When I was Carroll’s Director of Institutional Research, I recall being amazed and amused that the format and substance of many institutional reports were dictated by 1) to what degree the secretary could fit the information on a page and 2) how she had done it in the past—rather than by using the latest technology and the latest thinking about how best to present the most informative data. I have continued to be hesitant to use Twitter extensively out of a resistance to trying to force my thoughts, ideas, and communication into 140 characters or less (thought bytes) and to my trying to decrease and slow down my communication and information acquisition activities (leaving me time to reflect, to read, to assimilate, and to create). Though I’ve graduated from a rotary phone, I still refuse to use my cell phone except for emergency calls!

However, Jane Hart’s recent thoughtful, reasoned exposition of how to use Twitter has caused me to consider seriously adding Twitter to my armamentarium of communication/learning/teaching tools. It also motivated me to revisit her list of 100 learning professionals she suggests that one might wish to follow.

But do I need that medium to keep up to date? I think not- I do reasonably well with the learning tools I use without overloading. Do I want or need to follow others—or to be followed? Though I admire what these learning professionals are doing, I don’t want my energies or focus drowned or diluted by the deluge of additional information they provide.
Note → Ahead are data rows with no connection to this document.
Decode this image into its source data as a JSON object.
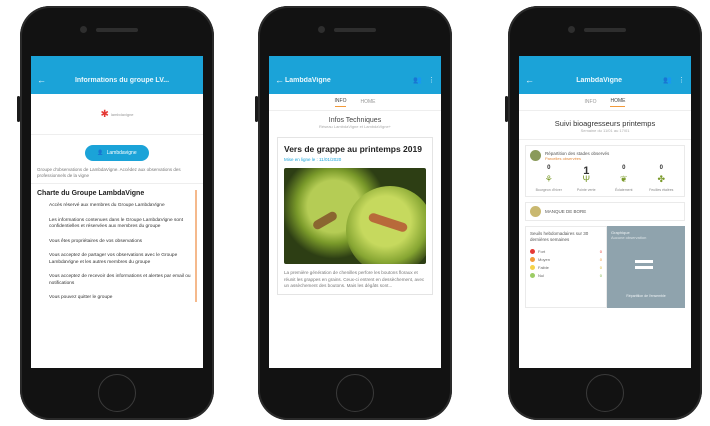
{
  "screen1": {
    "appbar_title": "Informations du groupe LV...",
    "back_icon": "arrow-left-icon",
    "logo_text": "lambdavigne",
    "join_button_label": "Lambdavigne",
    "intro_text": "Groupe d'observations de LambdaVigne. Accédez aux observations des professionnels de la vigne",
    "charte_title": "Charte du Groupe LambdaVigne",
    "charte_items": [
      "Accès réservé aux membres du Groupe LambdaVigne",
      "Les informations contenues dans le Groupe LambdaVigne sont confidentielles et réservées aux membres du groupe",
      "Vous êtes propriétaires de vos observations",
      "Vous acceptez de partager vos observations avec le Groupe LambdaVigne et les autres membres du groupe",
      "Vous acceptez de recevoir des informations et alertes par email ou notifications",
      "Vous pouvez quitter le groupe"
    ]
  },
  "screen2": {
    "appbar_title": "LambdaVigne",
    "tabs": [
      "INFO",
      "HOME"
    ],
    "section_title": "Infos Techniques",
    "section_subtitle": "Réseau LambdaVigne et LambdaVigne+",
    "card_title": "Vers de grappe au printemps 2019",
    "card_link": "Mise en ligne le : 11/01/2020",
    "card_text": "La première génération de chenilles perfore les boutons floraux et réunit les grappes en grains. Ceux-ci entrent en dessèchement, avec un assèchement des boutons. Mais les dégâts sont..."
  },
  "screen3": {
    "appbar_title": "LambdaVigne",
    "tabs": [
      "INFO",
      "HOME"
    ],
    "suivi_title": "Suivi bioagresseurs printemps",
    "suivi_subtitle": "Semaine du 11/01 au 17/01",
    "sec1_title": "Répartition des stades observés",
    "sec1_subtitle": "Parcelles observées",
    "stages": [
      {
        "count": "0",
        "label": "Bourgeon d'hiver",
        "icon": "bud-icon"
      },
      {
        "count": "1",
        "label": "Pointe verte",
        "icon": "sprout-icon"
      },
      {
        "count": "0",
        "label": "Éclatement",
        "icon": "leaf-icon"
      },
      {
        "count": "0",
        "label": "Feuilles étalées",
        "icon": "leaves-icon"
      }
    ],
    "sec2_title": "MANQUE DE BORE",
    "table_header": "Seuils hebdomadaires sur 30 dernières semaines",
    "rows": [
      {
        "label": "Fort",
        "value": "0",
        "color": "#e53935"
      },
      {
        "label": "Moyen",
        "value": "0",
        "color": "#f29a3a"
      },
      {
        "label": "Faible",
        "value": "0",
        "color": "#f5d34a"
      },
      {
        "label": "Nul",
        "value": "0",
        "color": "#9ccc65"
      }
    ],
    "side_title": "Graphique",
    "side_subtitle": "Aucune observation",
    "side_footer": "Répartition de l'ensemble"
  }
}
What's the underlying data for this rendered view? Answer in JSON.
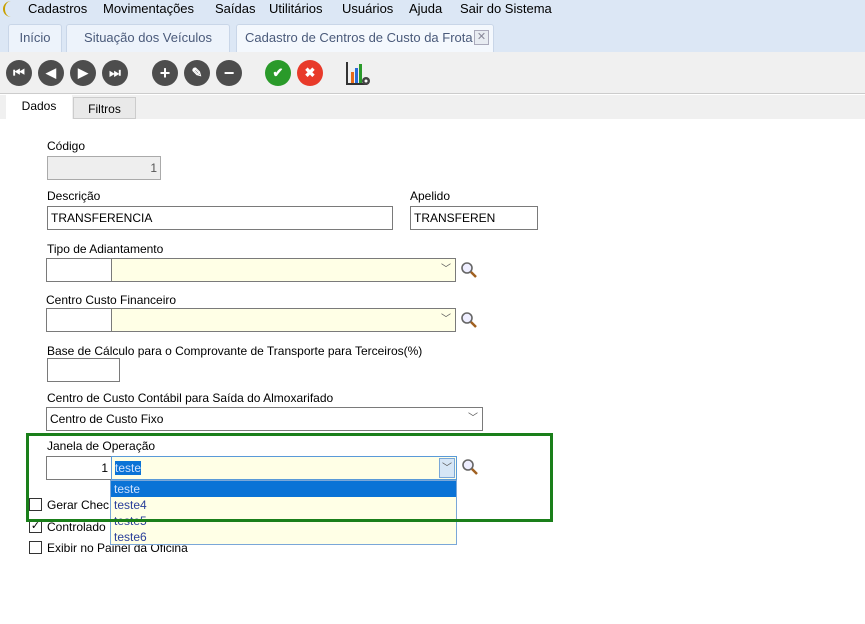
{
  "menu": [
    "Cadastros",
    "Movimentações",
    "Saídas",
    "Utilitários",
    "Usuários",
    "Ajuda",
    "Sair do Sistema"
  ],
  "tabs": [
    {
      "label": "Início"
    },
    {
      "label": "Situação dos Veículos"
    },
    {
      "label": "Cadastro de Centros de Custo da Frota",
      "active": true
    }
  ],
  "toolbar": {
    "icons": [
      "first-icon",
      "previous-icon",
      "next-icon",
      "last-icon",
      "add-icon",
      "edit-icon",
      "remove-icon",
      "confirm-icon",
      "cancel-icon",
      "report-chart-icon"
    ]
  },
  "subtabs": [
    "Dados",
    "Filtros"
  ],
  "form": {
    "codigo_label": "Código",
    "codigo_value": "1",
    "descricao_label": "Descrição",
    "descricao_value": "TRANSFERENCIA",
    "apelido_label": "Apelido",
    "apelido_value": "TRANSFEREN",
    "tipo_label": "Tipo de Adiantamento",
    "ccf_label": "Centro Custo Financeiro",
    "base_label": "Base de Cálculo para o Comprovante de  Transporte para Terceiros(%)",
    "ccc_label": "Centro de Custo Contábil para Saída do Almoxarifado",
    "ccc_value": "Centro de Custo Fixo",
    "janela_label": "Janela de Operação",
    "janela_code": "1",
    "janela_value": "teste",
    "janela_options": [
      "teste",
      "teste4",
      "teste5",
      "teste6"
    ],
    "cb_gerar": "Gerar Chec",
    "cb_controlado": "Controlado",
    "cb_exibir": "Exibir no Painel da Oficina",
    "cb_states": {
      "gerar": false,
      "controlado": true,
      "exibir": false
    }
  },
  "colors": {
    "highlight_border": "#1a7f1a",
    "selection": "#0a73d6",
    "field_yellow": "#ffffe6"
  }
}
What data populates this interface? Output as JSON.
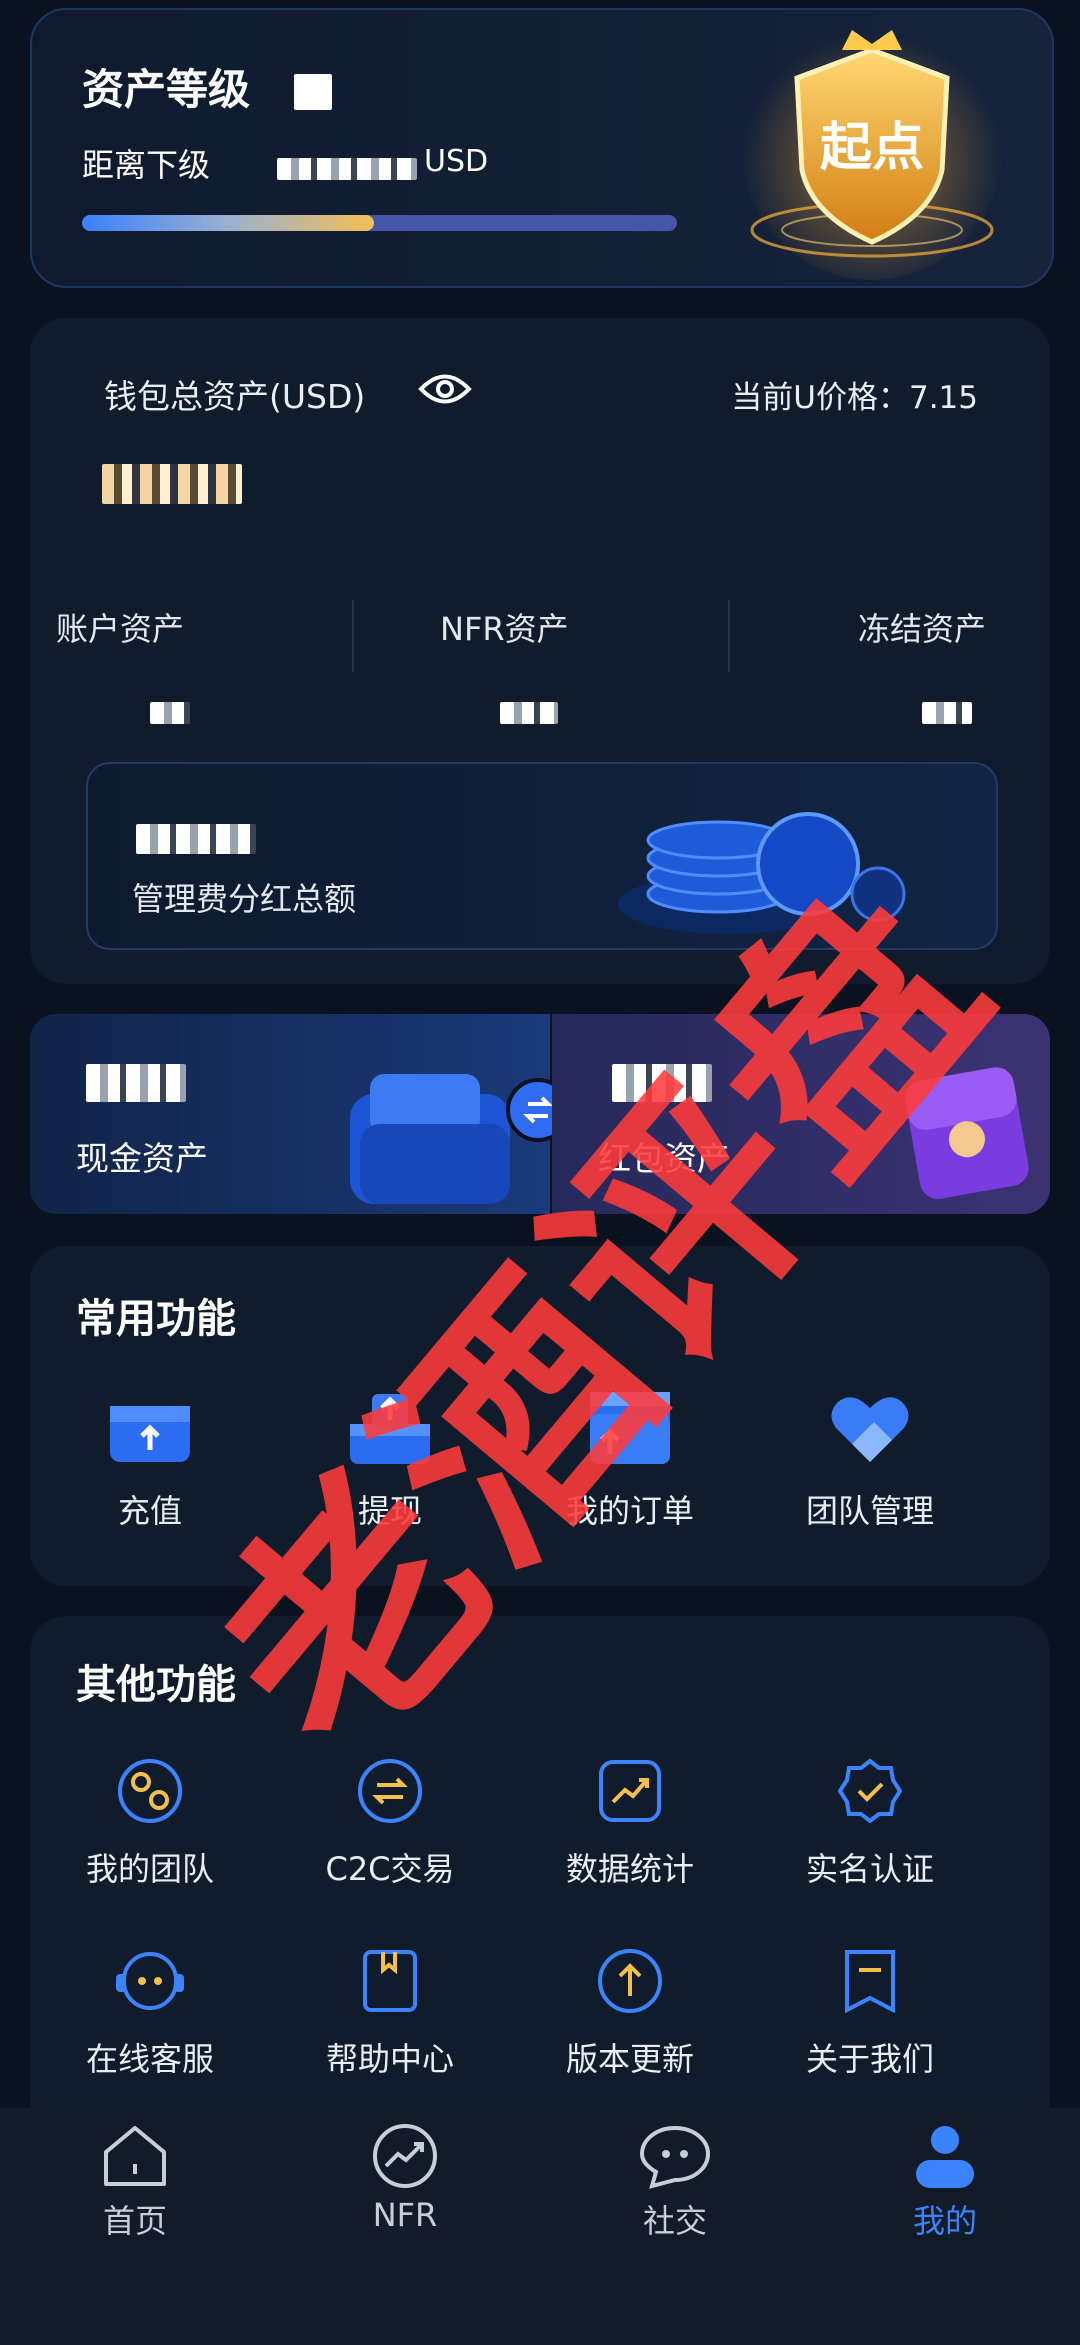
{
  "level_card": {
    "title": "资产等级",
    "subtitle": "距离下级",
    "unit_suffix": "USD",
    "progress": 0.49,
    "badge_text": "起点"
  },
  "wallet": {
    "title": "钱包总资产(USD)",
    "u_price_label": "当前U价格：7.15",
    "cols": [
      {
        "label": "账户资产"
      },
      {
        "label": "NFR资产"
      },
      {
        "label": "冻结资产"
      }
    ],
    "dividend_label": "管理费分红总额"
  },
  "cash": {
    "label": "现金资产"
  },
  "redpack": {
    "label": "红包资产"
  },
  "common": {
    "title": "常用功能",
    "items": [
      {
        "label": "充值",
        "icon": "deposit-icon"
      },
      {
        "label": "提现",
        "icon": "withdraw-icon"
      },
      {
        "label": "我的订单",
        "icon": "order-icon"
      },
      {
        "label": "团队管理",
        "icon": "team-manage-icon"
      }
    ]
  },
  "other": {
    "title": "其他功能",
    "items": [
      {
        "label": "我的团队",
        "icon": "team-icon"
      },
      {
        "label": "C2C交易",
        "icon": "exchange-icon"
      },
      {
        "label": "数据统计",
        "icon": "chart-icon"
      },
      {
        "label": "实名认证",
        "icon": "verify-icon"
      },
      {
        "label": "在线客服",
        "icon": "support-icon"
      },
      {
        "label": "帮助中心",
        "icon": "help-book-icon"
      },
      {
        "label": "版本更新",
        "icon": "update-icon"
      },
      {
        "label": "关于我们",
        "icon": "bookmark-icon"
      }
    ]
  },
  "watermark": "老酒评盘",
  "nav": [
    {
      "label": "首页",
      "icon": "home-icon"
    },
    {
      "label": "NFR",
      "icon": "trend-icon"
    },
    {
      "label": "社交",
      "icon": "chat-icon"
    },
    {
      "label": "我的",
      "icon": "profile-icon",
      "active": true
    }
  ],
  "colors": {
    "accent": "#3b83ff",
    "gold": "#f5c04a",
    "bg": "#0a1220",
    "watermark": "#ff3b3b"
  }
}
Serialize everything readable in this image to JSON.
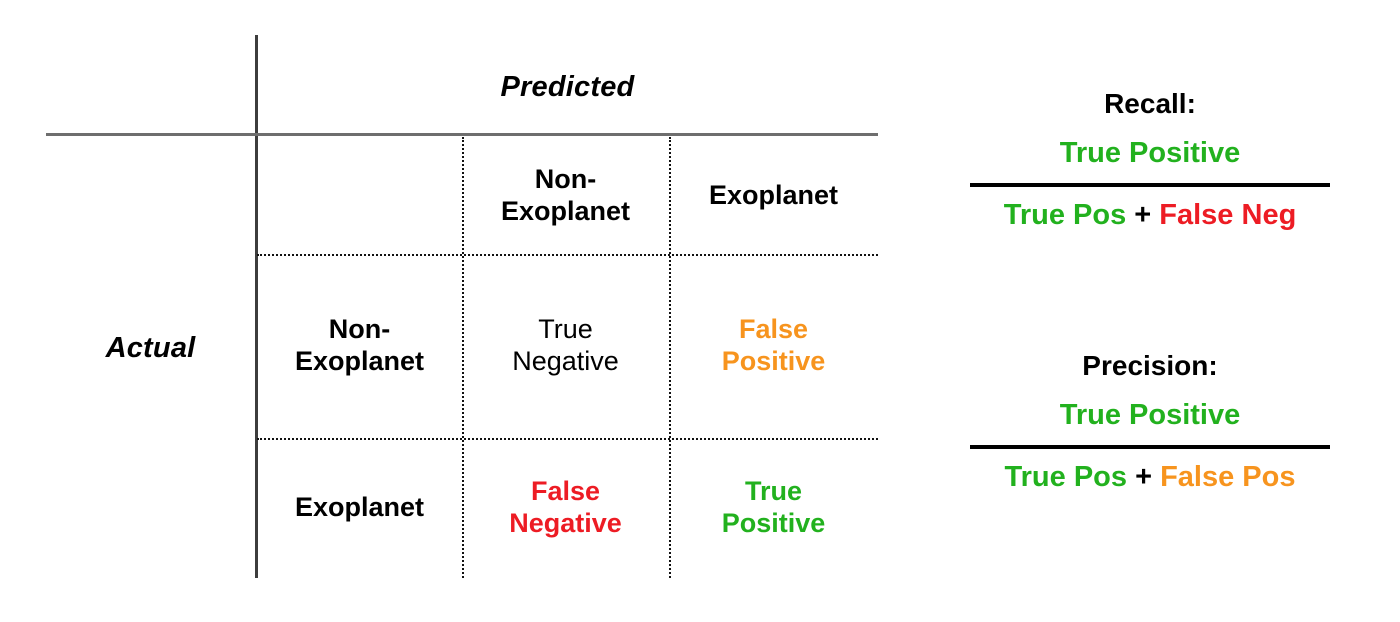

“To Twit or not to Twit?” is not the question. Instead, the questions for me are:

Under what circumstances might Twitter be helpful to me for successful teaching?
Does Twitter add to my ability to find answers to questions I am investigating?
What are the costs to me (time away from other things; wheat to chaff ratio) of using Twitter?

.Time to curl up with a novel.